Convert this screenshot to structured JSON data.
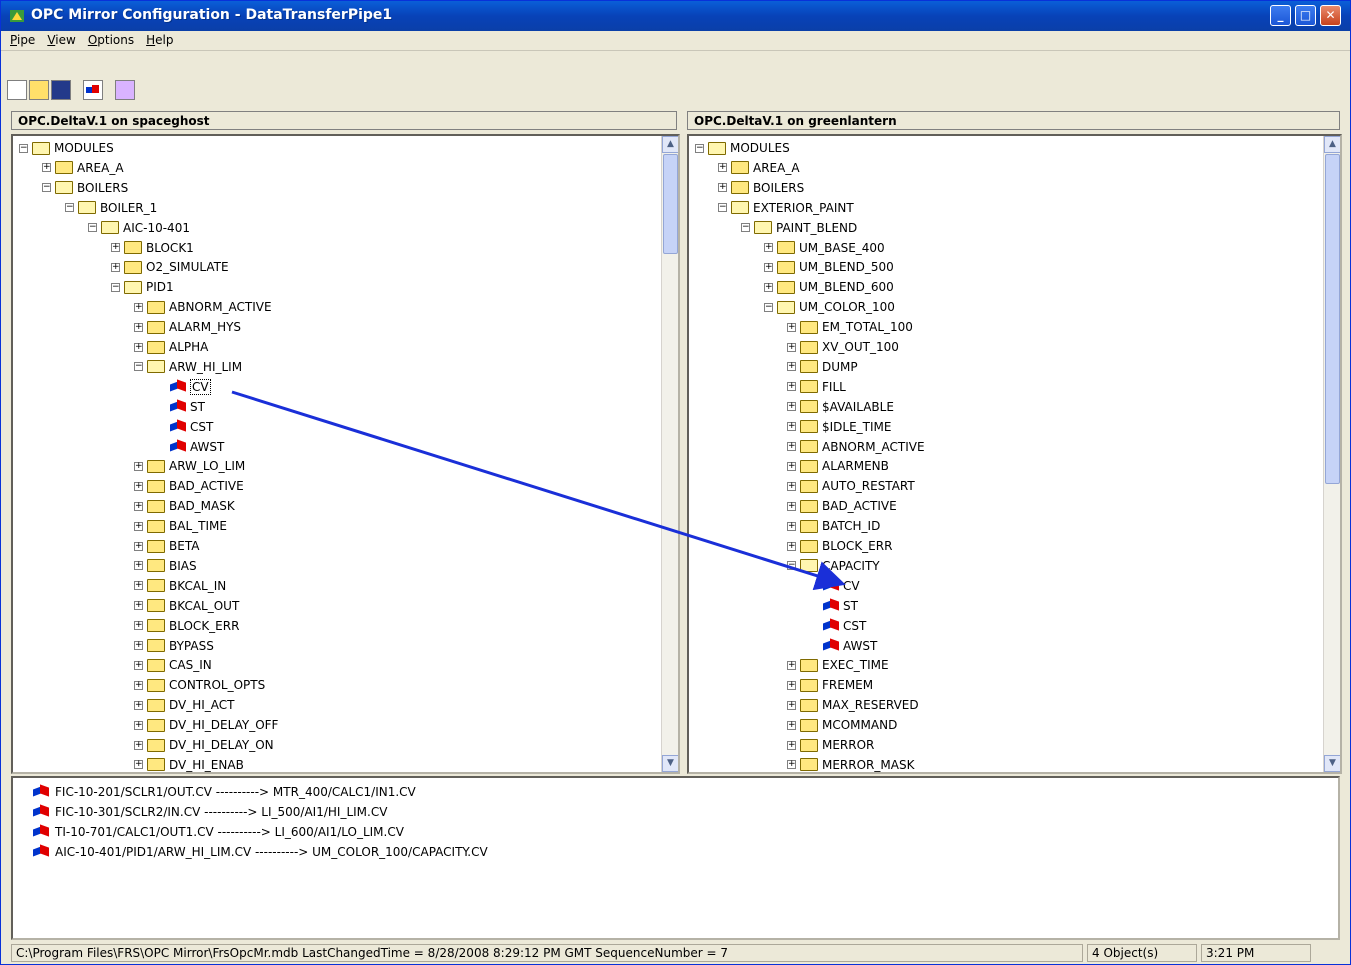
{
  "window": {
    "title": "OPC Mirror Configuration - DataTransferPipe1"
  },
  "menu": [
    "Pipe",
    "View",
    "Options",
    "Help"
  ],
  "toolbar": [
    "new-icon",
    "open-icon",
    "save-icon",
    "connect-icon",
    "settings-icon"
  ],
  "left_pane": {
    "header": "OPC.DeltaV.1 on spaceghost",
    "rows": [
      {
        "label": "MODULES",
        "lvl": 0,
        "kind": "open"
      },
      {
        "label": "AREA_A",
        "lvl": 1,
        "kind": "closed"
      },
      {
        "label": "BOILERS",
        "lvl": 1,
        "kind": "open"
      },
      {
        "label": "BOILER_1",
        "lvl": 2,
        "kind": "open"
      },
      {
        "label": "AIC-10-401",
        "lvl": 3,
        "kind": "open"
      },
      {
        "label": "BLOCK1",
        "lvl": 4,
        "kind": "closed"
      },
      {
        "label": "O2_SIMULATE",
        "lvl": 4,
        "kind": "closed"
      },
      {
        "label": "PID1",
        "lvl": 4,
        "kind": "open"
      },
      {
        "label": "ABNORM_ACTIVE",
        "lvl": 5,
        "kind": "closed"
      },
      {
        "label": "ALARM_HYS",
        "lvl": 5,
        "kind": "closed"
      },
      {
        "label": "ALPHA",
        "lvl": 5,
        "kind": "closed"
      },
      {
        "label": "ARW_HI_LIM",
        "lvl": 5,
        "kind": "open"
      },
      {
        "label": "CV",
        "lvl": 6,
        "kind": "tag",
        "sel": true
      },
      {
        "label": "ST",
        "lvl": 6,
        "kind": "tag"
      },
      {
        "label": "CST",
        "lvl": 6,
        "kind": "tag"
      },
      {
        "label": "AWST",
        "lvl": 6,
        "kind": "tag"
      },
      {
        "label": "ARW_LO_LIM",
        "lvl": 5,
        "kind": "closed"
      },
      {
        "label": "BAD_ACTIVE",
        "lvl": 5,
        "kind": "closed"
      },
      {
        "label": "BAD_MASK",
        "lvl": 5,
        "kind": "closed"
      },
      {
        "label": "BAL_TIME",
        "lvl": 5,
        "kind": "closed"
      },
      {
        "label": "BETA",
        "lvl": 5,
        "kind": "closed"
      },
      {
        "label": "BIAS",
        "lvl": 5,
        "kind": "closed"
      },
      {
        "label": "BKCAL_IN",
        "lvl": 5,
        "kind": "closed"
      },
      {
        "label": "BKCAL_OUT",
        "lvl": 5,
        "kind": "closed"
      },
      {
        "label": "BLOCK_ERR",
        "lvl": 5,
        "kind": "closed"
      },
      {
        "label": "BYPASS",
        "lvl": 5,
        "kind": "closed"
      },
      {
        "label": "CAS_IN",
        "lvl": 5,
        "kind": "closed"
      },
      {
        "label": "CONTROL_OPTS",
        "lvl": 5,
        "kind": "closed"
      },
      {
        "label": "DV_HI_ACT",
        "lvl": 5,
        "kind": "closed"
      },
      {
        "label": "DV_HI_DELAY_OFF",
        "lvl": 5,
        "kind": "closed"
      },
      {
        "label": "DV_HI_DELAY_ON",
        "lvl": 5,
        "kind": "closed"
      },
      {
        "label": "DV_HI_ENAB",
        "lvl": 5,
        "kind": "closed"
      }
    ]
  },
  "right_pane": {
    "header": "OPC.DeltaV.1 on greenlantern",
    "rows": [
      {
        "label": "MODULES",
        "lvl": 0,
        "kind": "open"
      },
      {
        "label": "AREA_A",
        "lvl": 1,
        "kind": "closed"
      },
      {
        "label": "BOILERS",
        "lvl": 1,
        "kind": "closed"
      },
      {
        "label": "EXTERIOR_PAINT",
        "lvl": 1,
        "kind": "open"
      },
      {
        "label": "PAINT_BLEND",
        "lvl": 2,
        "kind": "open"
      },
      {
        "label": "UM_BASE_400",
        "lvl": 3,
        "kind": "closed"
      },
      {
        "label": "UM_BLEND_500",
        "lvl": 3,
        "kind": "closed"
      },
      {
        "label": "UM_BLEND_600",
        "lvl": 3,
        "kind": "closed"
      },
      {
        "label": "UM_COLOR_100",
        "lvl": 3,
        "kind": "open"
      },
      {
        "label": "EM_TOTAL_100",
        "lvl": 4,
        "kind": "closed"
      },
      {
        "label": "XV_OUT_100",
        "lvl": 4,
        "kind": "closed"
      },
      {
        "label": "DUMP",
        "lvl": 4,
        "kind": "closed"
      },
      {
        "label": "FILL",
        "lvl": 4,
        "kind": "closed"
      },
      {
        "label": "$AVAILABLE",
        "lvl": 4,
        "kind": "closed"
      },
      {
        "label": "$IDLE_TIME",
        "lvl": 4,
        "kind": "closed"
      },
      {
        "label": "ABNORM_ACTIVE",
        "lvl": 4,
        "kind": "closed"
      },
      {
        "label": "ALARMENB",
        "lvl": 4,
        "kind": "closed"
      },
      {
        "label": "AUTO_RESTART",
        "lvl": 4,
        "kind": "closed"
      },
      {
        "label": "BAD_ACTIVE",
        "lvl": 4,
        "kind": "closed"
      },
      {
        "label": "BATCH_ID",
        "lvl": 4,
        "kind": "closed"
      },
      {
        "label": "BLOCK_ERR",
        "lvl": 4,
        "kind": "closed"
      },
      {
        "label": "CAPACITY",
        "lvl": 4,
        "kind": "open"
      },
      {
        "label": "CV",
        "lvl": 5,
        "kind": "tag"
      },
      {
        "label": "ST",
        "lvl": 5,
        "kind": "tag"
      },
      {
        "label": "CST",
        "lvl": 5,
        "kind": "tag"
      },
      {
        "label": "AWST",
        "lvl": 5,
        "kind": "tag"
      },
      {
        "label": "EXEC_TIME",
        "lvl": 4,
        "kind": "closed"
      },
      {
        "label": "FREMEM",
        "lvl": 4,
        "kind": "closed"
      },
      {
        "label": "MAX_RESERVED",
        "lvl": 4,
        "kind": "closed"
      },
      {
        "label": "MCOMMAND",
        "lvl": 4,
        "kind": "closed"
      },
      {
        "label": "MERROR",
        "lvl": 4,
        "kind": "closed"
      },
      {
        "label": "MERROR_MASK",
        "lvl": 4,
        "kind": "closed"
      }
    ]
  },
  "mappings": [
    "FIC-10-201/SCLR1/OUT.CV  ----------> MTR_400/CALC1/IN1.CV",
    "FIC-10-301/SCLR2/IN.CV  ----------> LI_500/AI1/HI_LIM.CV",
    "TI-10-701/CALC1/OUT1.CV  ----------> LI_600/AI1/LO_LIM.CV",
    "AIC-10-401/PID1/ARW_HI_LIM.CV  ----------> UM_COLOR_100/CAPACITY.CV"
  ],
  "status": {
    "path": "C:\\Program Files\\FRS\\OPC Mirror\\FrsOpcMr.mdb   LastChangedTime = 8/28/2008 8:29:12 PM GMT   SequenceNumber = 7",
    "objects": "4 Object(s)",
    "time": "3:21 PM"
  },
  "accent": "#0a5fd8",
  "arrow_color": "#1a2fd8"
}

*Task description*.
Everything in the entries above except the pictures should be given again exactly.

*Result of the exercise*.
Convert this screenshot to structured JSON data.
{
  "window": {
    "title": "OPC Mirror Configuration - DataTransferPipe1"
  },
  "menu": [
    "Pipe",
    "View",
    "Options",
    "Help"
  ],
  "toolbar": [
    "new-icon",
    "open-icon",
    "save-icon",
    "connect-icon",
    "settings-icon"
  ],
  "left_pane": {
    "header": "OPC.DeltaV.1 on spaceghost",
    "rows": [
      {
        "label": "MODULES",
        "lvl": 0,
        "kind": "open"
      },
      {
        "label": "AREA_A",
        "lvl": 1,
        "kind": "closed"
      },
      {
        "label": "BOILERS",
        "lvl": 1,
        "kind": "open"
      },
      {
        "label": "BOILER_1",
        "lvl": 2,
        "kind": "open"
      },
      {
        "label": "AIC-10-401",
        "lvl": 3,
        "kind": "open"
      },
      {
        "label": "BLOCK1",
        "lvl": 4,
        "kind": "closed"
      },
      {
        "label": "O2_SIMULATE",
        "lvl": 4,
        "kind": "closed"
      },
      {
        "label": "PID1",
        "lvl": 4,
        "kind": "open"
      },
      {
        "label": "ABNORM_ACTIVE",
        "lvl": 5,
        "kind": "closed"
      },
      {
        "label": "ALARM_HYS",
        "lvl": 5,
        "kind": "closed"
      },
      {
        "label": "ALPHA",
        "lvl": 5,
        "kind": "closed"
      },
      {
        "label": "ARW_HI_LIM",
        "lvl": 5,
        "kind": "open"
      },
      {
        "label": "CV",
        "lvl": 6,
        "kind": "tag",
        "sel": true
      },
      {
        "label": "ST",
        "lvl": 6,
        "kind": "tag"
      },
      {
        "label": "CST",
        "lvl": 6,
        "kind": "tag"
      },
      {
        "label": "AWST",
        "lvl": 6,
        "kind": "tag"
      },
      {
        "label": "ARW_LO_LIM",
        "lvl": 5,
        "kind": "closed"
      },
      {
        "label": "BAD_ACTIVE",
        "lvl": 5,
        "kind": "closed"
      },
      {
        "label": "BAD_MASK",
        "lvl": 5,
        "kind": "closed"
      },
      {
        "label": "BAL_TIME",
        "lvl": 5,
        "kind": "closed"
      },
      {
        "label": "BETA",
        "lvl": 5,
        "kind": "closed"
      },
      {
        "label": "BIAS",
        "lvl": 5,
        "kind": "closed"
      },
      {
        "label": "BKCAL_IN",
        "lvl": 5,
        "kind": "closed"
      },
      {
        "label": "BKCAL_OUT",
        "lvl": 5,
        "kind": "closed"
      },
      {
        "label": "BLOCK_ERR",
        "lvl": 5,
        "kind": "closed"
      },
      {
        "label": "BYPASS",
        "lvl": 5,
        "kind": "closed"
      },
      {
        "label": "CAS_IN",
        "lvl": 5,
        "kind": "closed"
      },
      {
        "label": "CONTROL_OPTS",
        "lvl": 5,
        "kind": "closed"
      },
      {
        "label": "DV_HI_ACT",
        "lvl": 5,
        "kind": "closed"
      },
      {
        "label": "DV_HI_DELAY_OFF",
        "lvl": 5,
        "kind": "closed"
      },
      {
        "label": "DV_HI_DELAY_ON",
        "lvl": 5,
        "kind": "closed"
      },
      {
        "label": "DV_HI_ENAB",
        "lvl": 5,
        "kind": "closed"
      }
    ]
  },
  "right_pane": {
    "header": "OPC.DeltaV.1 on greenlantern",
    "rows": [
      {
        "label": "MODULES",
        "lvl": 0,
        "kind": "open"
      },
      {
        "label": "AREA_A",
        "lvl": 1,
        "kind": "closed"
      },
      {
        "label": "BOILERS",
        "lvl": 1,
        "kind": "closed"
      },
      {
        "label": "EXTERIOR_PAINT",
        "lvl": 1,
        "kind": "open"
      },
      {
        "label": "PAINT_BLEND",
        "lvl": 2,
        "kind": "open"
      },
      {
        "label": "UM_BASE_400",
        "lvl": 3,
        "kind": "closed"
      },
      {
        "label": "UM_BLEND_500",
        "lvl": 3,
        "kind": "closed"
      },
      {
        "label": "UM_BLEND_600",
        "lvl": 3,
        "kind": "closed"
      },
      {
        "label": "UM_COLOR_100",
        "lvl": 3,
        "kind": "open"
      },
      {
        "label": "EM_TOTAL_100",
        "lvl": 4,
        "kind": "closed"
      },
      {
        "label": "XV_OUT_100",
        "lvl": 4,
        "kind": "closed"
      },
      {
        "label": "DUMP",
        "lvl": 4,
        "kind": "closed"
      },
      {
        "label": "FILL",
        "lvl": 4,
        "kind": "closed"
      },
      {
        "label": "$AVAILABLE",
        "lvl": 4,
        "kind": "closed"
      },
      {
        "label": "$IDLE_TIME",
        "lvl": 4,
        "kind": "closed"
      },
      {
        "label": "ABNORM_ACTIVE",
        "lvl": 4,
        "kind": "closed"
      },
      {
        "label": "ALARMENB",
        "lvl": 4,
        "kind": "closed"
      },
      {
        "label": "AUTO_RESTART",
        "lvl": 4,
        "kind": "closed"
      },
      {
        "label": "BAD_ACTIVE",
        "lvl": 4,
        "kind": "closed"
      },
      {
        "label": "BATCH_ID",
        "lvl": 4,
        "kind": "closed"
      },
      {
        "label": "BLOCK_ERR",
        "lvl": 4,
        "kind": "closed"
      },
      {
        "label": "CAPACITY",
        "lvl": 4,
        "kind": "open"
      },
      {
        "label": "CV",
        "lvl": 5,
        "kind": "tag"
      },
      {
        "label": "ST",
        "lvl": 5,
        "kind": "tag"
      },
      {
        "label": "CST",
        "lvl": 5,
        "kind": "tag"
      },
      {
        "label": "AWST",
        "lvl": 5,
        "kind": "tag"
      },
      {
        "label": "EXEC_TIME",
        "lvl": 4,
        "kind": "closed"
      },
      {
        "label": "FREMEM",
        "lvl": 4,
        "kind": "closed"
      },
      {
        "label": "MAX_RESERVED",
        "lvl": 4,
        "kind": "closed"
      },
      {
        "label": "MCOMMAND",
        "lvl": 4,
        "kind": "closed"
      },
      {
        "label": "MERROR",
        "lvl": 4,
        "kind": "closed"
      },
      {
        "label": "MERROR_MASK",
        "lvl": 4,
        "kind": "closed"
      }
    ]
  },
  "mappings": [
    "FIC-10-201/SCLR1/OUT.CV  ----------> MTR_400/CALC1/IN1.CV",
    "FIC-10-301/SCLR2/IN.CV  ----------> LI_500/AI1/HI_LIM.CV",
    "TI-10-701/CALC1/OUT1.CV  ----------> LI_600/AI1/LO_LIM.CV",
    "AIC-10-401/PID1/ARW_HI_LIM.CV  ----------> UM_COLOR_100/CAPACITY.CV"
  ],
  "status": {
    "path": "C:\\Program Files\\FRS\\OPC Mirror\\FrsOpcMr.mdb   LastChangedTime = 8/28/2008 8:29:12 PM GMT   SequenceNumber = 7",
    "objects": "4 Object(s)",
    "time": "3:21 PM"
  },
  "accent": "#0a5fd8",
  "arrow_color": "#1a2fd8"
}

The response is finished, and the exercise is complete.